- Tony Geranios - Guitar and synthesizer maintenance (Second Base)
- Steve Byron - Stage monitor mixer
- Ian Grandy - Concert security
- Lee Tenner - Concert projectionist
- Kevin Flewitt - Personal shreve of all trades
- Tom Linthicum, Fuzzy Frazer, Dave Berman - Concert sound
- Concert Sound by National Sound
- Nick Kotos, Mike Weiss, Jeffrey Thomas McDonald, Mark Shane - Concert lighting
- Concert Lighting by See Factor International
- Tom Whittaker, Billy Barlow, Lance Vaughn, Pat Lynes, Arthur MacLear, Red McBrine, Bob Hoeschel - Transportation (Busheads and truckfaces)
- Most Valuable Persons: At Le Studio; André, Yaël, Paul, Robbie, Richard, Solange, Nancy, Lina, Awesome André Moreau and Michel; Al, Pat, Jill, and Maria at The Baldwins; The Embers at Settlers Bay; Warren Cromartie and the Montreal Expos'; Intellivision Baseball; The Ziv Orchestra; Trevor and the Commons Hotel Trevors Tramps (34-15); the Griffin family and the people of NASA; Mr. O. Scar for pre-production work; Bill Churchman; all the Oak Manoroids at SRO
- Special Awards for Technical Assistance: John Kaes and See Factor, Ted Veneman, Richard Ealey, Ron Shaughnessy, the Music Shoppe Toronto, the inflationary Ted McDonald, the Percussion Centre Fort Wayne, Tama drums, Avedis Zildjian cymbals
- A fond farewell and best wishes to Michael Hirsh and Greg Connolly
|U.S.||Top LPs & Tapes (Billboard 200)||11||October 30, 1982|
|U.S.||Rock Albums||1||October 16, 1982|
|U.K.||Albums Top 100||3||September 18, 1982|
|Canada||RPM 100 Albums||1||October 9, 1982|
|Netherlands||GfK Dutch Album Top 100||31||October 9, 1982|
|Norway||VG-lista Topp 40 Album||33||October 2, 1982|
|Sweden||Sverigetopplisten Albums Top 60||19||September 28, 1982|
|U.S.||RIAA||Gold (500,000)||November 10, 1982|
|U.S.||RIAA||Platinum (1,000,000)||November 10, 1982|
|U.K.||BPI||Silver (60,000)||November 5, 1982|
Mobile Fidelity Sound Labs issued a Gold CD remaster in 1994 that is currently out of print.
- In "The Weapon", one line of lyrics that appears on all other pressings is missing from the MFSL release (at 3:12). MFSL has stated that this was the case on the master delivered to them by the band.
- The ending of "New World Man" is a few seconds longer than the Mercury Records issues.
A Mercury Records remaster was issued in 1997.
- The tray has a picture of three fingerprints, light blue, pink, and lime green (left to right) with "The Rush Remasters" printed in all capital letters just to the left.
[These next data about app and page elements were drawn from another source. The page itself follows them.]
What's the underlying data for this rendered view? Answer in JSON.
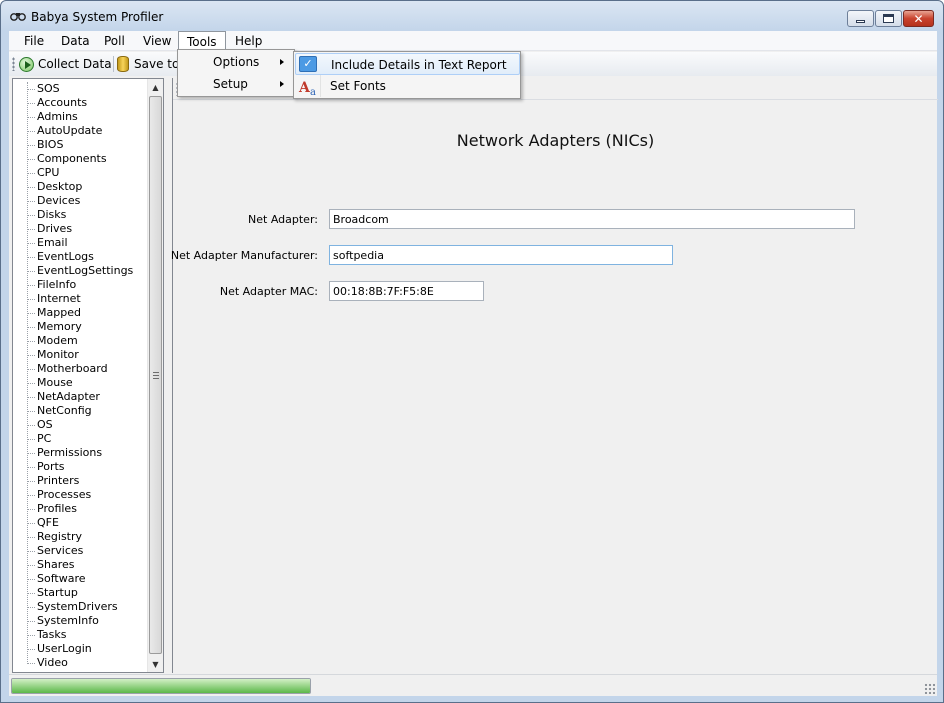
{
  "window": {
    "title": "Babya System Profiler",
    "min_glyph": "",
    "max_glyph": "",
    "close_glyph": "✕"
  },
  "menubar": {
    "items": [
      "File",
      "Data",
      "Poll",
      "View",
      "Tools",
      "Help"
    ],
    "open_menu": "Tools"
  },
  "toolbar": {
    "collect_label": "Collect Data",
    "save_label": "Save to"
  },
  "tools_menu": {
    "items": [
      {
        "label": "Options",
        "has_submenu": true
      },
      {
        "label": "Setup",
        "has_submenu": true
      }
    ]
  },
  "options_submenu": {
    "items": [
      {
        "label": "Include Details in Text Report",
        "checked": true,
        "icon": "check-icon"
      },
      {
        "label": "Set Fonts",
        "checked": false,
        "icon": "font-icon"
      }
    ]
  },
  "tree": {
    "items": [
      "SOS",
      "Accounts",
      "Admins",
      "AutoUpdate",
      "BIOS",
      "Components",
      "CPU",
      "Desktop",
      "Devices",
      "Disks",
      "Drives",
      "Email",
      "EventLogs",
      "EventLogSettings",
      "FileInfo",
      "Internet",
      "Mapped",
      "Memory",
      "Modem",
      "Monitor",
      "Motherboard",
      "Mouse",
      "NetAdapter",
      "NetConfig",
      "OS",
      "PC",
      "Permissions",
      "Ports",
      "Printers",
      "Processes",
      "Profiles",
      "QFE",
      "Registry",
      "Services",
      "Shares",
      "Software",
      "Startup",
      "SystemDrivers",
      "SystemInfo",
      "Tasks",
      "UserLogin",
      "Video"
    ]
  },
  "content": {
    "title": "Network Adapters (NICs)",
    "fields": [
      {
        "label": "Net Adapter:",
        "value": "Broadcom"
      },
      {
        "label": "Net Adapter Manufacturer:",
        "value": "softpedia"
      },
      {
        "label": "Net Adapter MAC:",
        "value": "00:18:8B:7F:F5:8E"
      }
    ]
  },
  "statusbar": {
    "progress_fraction": 1.0
  },
  "colors": {
    "titlebar": "#c3d5ea",
    "client_bg": "#f0f0f0",
    "menu_highlight": "#e1edfa",
    "check_accent": "#4c9ae4",
    "progress_green": "#5cb84a"
  }
}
All remasters from Moving Pictures through A Show of Hands feature this logo, originally found on the cover art of Retrospective II.
- Includes the infrared pictures of the band that were missing from the original CD issue.
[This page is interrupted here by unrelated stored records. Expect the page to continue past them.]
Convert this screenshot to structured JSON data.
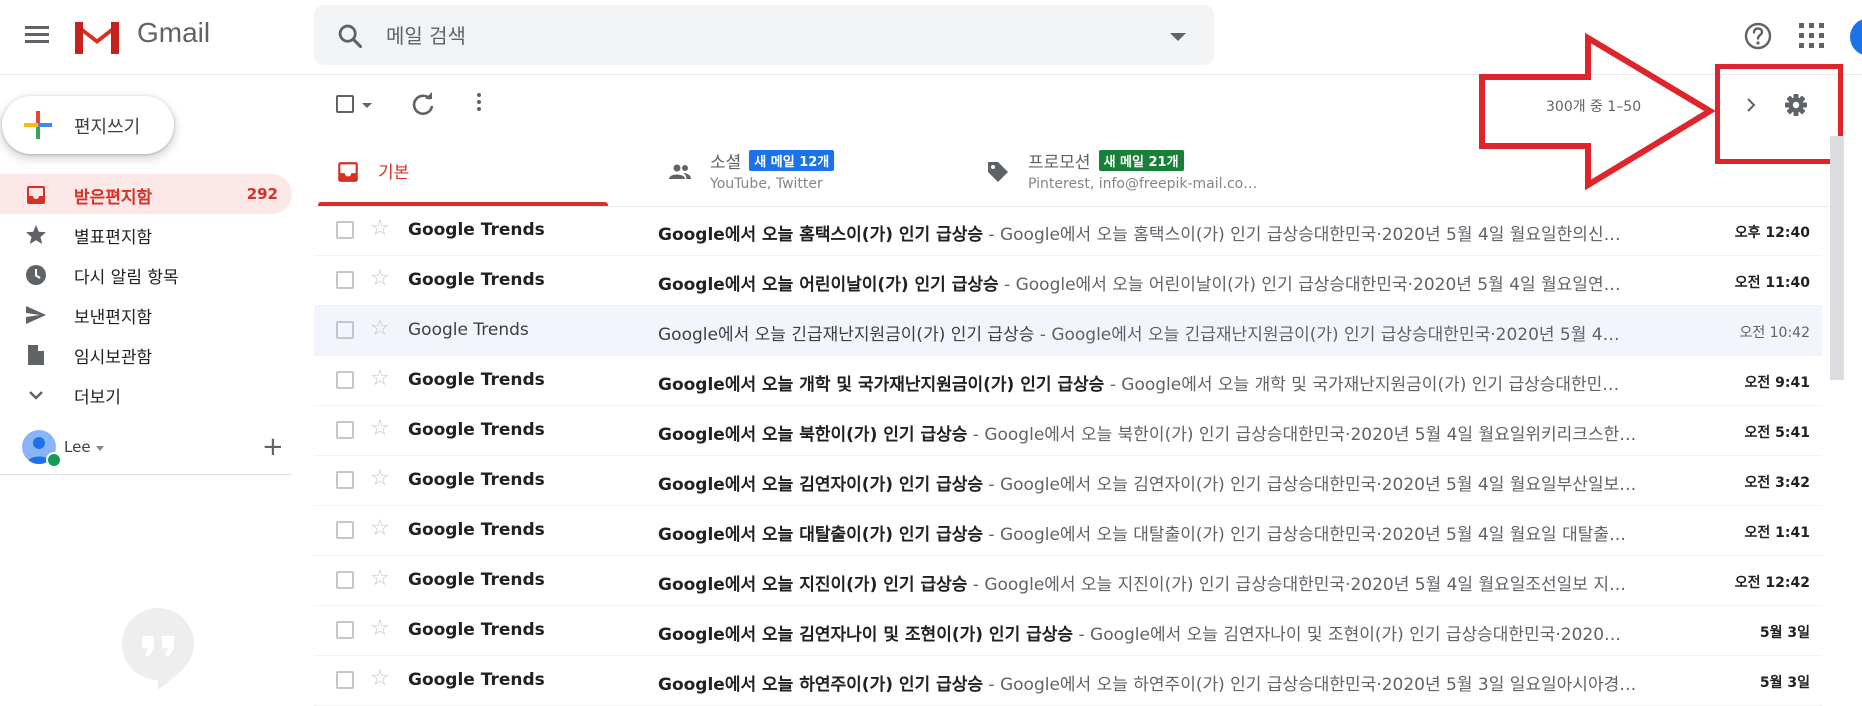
{
  "header": {
    "app_name": "Gmail",
    "search_placeholder": "메일 검색"
  },
  "sidebar": {
    "compose_label": "편지쓰기",
    "items": [
      {
        "label": "받은편지함",
        "count": "292",
        "icon": "inbox-icon",
        "active": true
      },
      {
        "label": "별표편지함",
        "icon": "star-icon"
      },
      {
        "label": "다시 알림 항목",
        "icon": "clock-icon"
      },
      {
        "label": "보낸편지함",
        "icon": "send-icon"
      },
      {
        "label": "임시보관함",
        "icon": "draft-icon"
      },
      {
        "label": "더보기",
        "icon": "chevron-down-icon"
      }
    ],
    "hangouts_user": "Lee"
  },
  "toolbar": {
    "pagination": "300개 중 1–50"
  },
  "tabs": [
    {
      "title": "기본",
      "icon": "inbox-icon",
      "active": true
    },
    {
      "title": "소셜",
      "badge": "새 메일 12개",
      "badge_color": "#1a73e8",
      "subtitle": "YouTube, Twitter",
      "icon": "people-icon"
    },
    {
      "title": "프로모션",
      "badge": "새 메일 21개",
      "badge_color": "#188038",
      "subtitle": "Pinterest, info@freepik-mail.co…",
      "icon": "tag-icon"
    }
  ],
  "emails": [
    {
      "sender": "Google Trends",
      "subject": "Google에서 오늘 홈택스이(가) 인기 급상승",
      "snippet": "Google에서 오늘 홈택스이(가) 인기 급상승대한민국·2020년 5월 4일 월요일한의신…",
      "date": "오후 12:40",
      "unread": true
    },
    {
      "sender": "Google Trends",
      "subject": "Google에서 오늘 어린이날이(가) 인기 급상승",
      "snippet": "Google에서 오늘 어린이날이(가) 인기 급상승대한민국·2020년 5월 4일 월요일연…",
      "date": "오전 11:40",
      "unread": true
    },
    {
      "sender": "Google Trends",
      "subject": "Google에서 오늘 긴급재난지원금이(가) 인기 급상승",
      "snippet": "Google에서 오늘 긴급재난지원금이(가) 인기 급상승대한민국·2020년 5월 4…",
      "date": "오전 10:42",
      "unread": false
    },
    {
      "sender": "Google Trends",
      "subject": "Google에서 오늘 개학 및 국가재난지원금이(가) 인기 급상승",
      "snippet": "Google에서 오늘 개학 및 국가재난지원금이(가) 인기 급상승대한민…",
      "date": "오전 9:41",
      "unread": true
    },
    {
      "sender": "Google Trends",
      "subject": "Google에서 오늘 북한이(가) 인기 급상승",
      "snippet": "Google에서 오늘 북한이(가) 인기 급상승대한민국·2020년 5월 4일 월요일위키리크스한…",
      "date": "오전 5:41",
      "unread": true
    },
    {
      "sender": "Google Trends",
      "subject": "Google에서 오늘 김연자이(가) 인기 급상승",
      "snippet": "Google에서 오늘 김연자이(가) 인기 급상승대한민국·2020년 5월 4일 월요일부산일보…",
      "date": "오전 3:42",
      "unread": true
    },
    {
      "sender": "Google Trends",
      "subject": "Google에서 오늘 대탈출이(가) 인기 급상승",
      "snippet": "Google에서 오늘 대탈출이(가) 인기 급상승대한민국·2020년 5월 4일 월요일 대탈출…",
      "date": "오전 1:41",
      "unread": true
    },
    {
      "sender": "Google Trends",
      "subject": "Google에서 오늘 지진이(가) 인기 급상승",
      "snippet": "Google에서 오늘 지진이(가) 인기 급상승대한민국·2020년 5월 4일 월요일조선일보 지…",
      "date": "오전 12:42",
      "unread": true
    },
    {
      "sender": "Google Trends",
      "subject": "Google에서 오늘 김연자나이 및 조현이(가) 인기 급상승",
      "snippet": "Google에서 오늘 김연자나이 및 조현이(가) 인기 급상승대한민국·2020…",
      "date": "5월 3일",
      "unread": true
    },
    {
      "sender": "Google Trends",
      "subject": "Google에서 오늘 하연주이(가) 인기 급상승",
      "snippet": "Google에서 오늘 하연주이(가) 인기 급상승대한민국·2020년 5월 3일 일요일아시아경…",
      "date": "5월 3일",
      "unread": true
    }
  ],
  "colors": {
    "accent": "#d93025",
    "annotation": "#e0242b"
  }
}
- Includes the lyrics and credits.
|United States||Mercury||810 002-2|
|United States||Mercury||314 534 633-2||1997|
|United States||Mercury||UDCD 614||1994|
|United Kingdom||Mercury||534 633-2|
|United Kingdom||Mercury||6337 243||1982|
Cassette Tape Edit
|United Kingdom||Mercury||7141 243||1982|
|"New World Man"
|"The Analog Kid"
|"The Weapon (Part II of Fear)"